_WHAT TO DO_
All lines of the listing below are to be printed again exactly.

---------------

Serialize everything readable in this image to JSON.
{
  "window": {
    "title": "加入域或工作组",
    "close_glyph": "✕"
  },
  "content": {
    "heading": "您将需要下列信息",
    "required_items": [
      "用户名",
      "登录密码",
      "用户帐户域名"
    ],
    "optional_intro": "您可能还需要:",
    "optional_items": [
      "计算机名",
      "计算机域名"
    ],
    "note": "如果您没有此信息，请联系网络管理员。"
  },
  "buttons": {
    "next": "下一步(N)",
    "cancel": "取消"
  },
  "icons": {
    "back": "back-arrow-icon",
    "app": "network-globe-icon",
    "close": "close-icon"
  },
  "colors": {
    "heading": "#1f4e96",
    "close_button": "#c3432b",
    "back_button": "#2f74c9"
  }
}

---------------

_REPLY TO THE TASK_
Serialize everything readable in this image to JSON.
{
  "window": {
    "title": "加入域或工作组",
    "close_glyph": "✕"
  },
  "content": {
    "heading": "您将需要下列信息",
    "required_items": [
      "用户名",
      "登录密码",
      "用户帐户域名"
    ],
    "optional_intro": "您可能还需要:",
    "optional_items": [
      "计算机名",
      "计算机域名"
    ],
    "note": "如果您没有此信息，请联系网络管理员。"
  },
  "buttons": {
    "next": "下一步(N)",
    "cancel": "取消"
  },
  "icons": {
    "back": "back-arrow-icon",
    "app": "network-globe-icon",
    "close": "close-icon"
  },
  "colors": {
    "heading": "#1f4e96",
    "close_button": "#c3432b",
    "back_button": "#2f74c9"
  }
}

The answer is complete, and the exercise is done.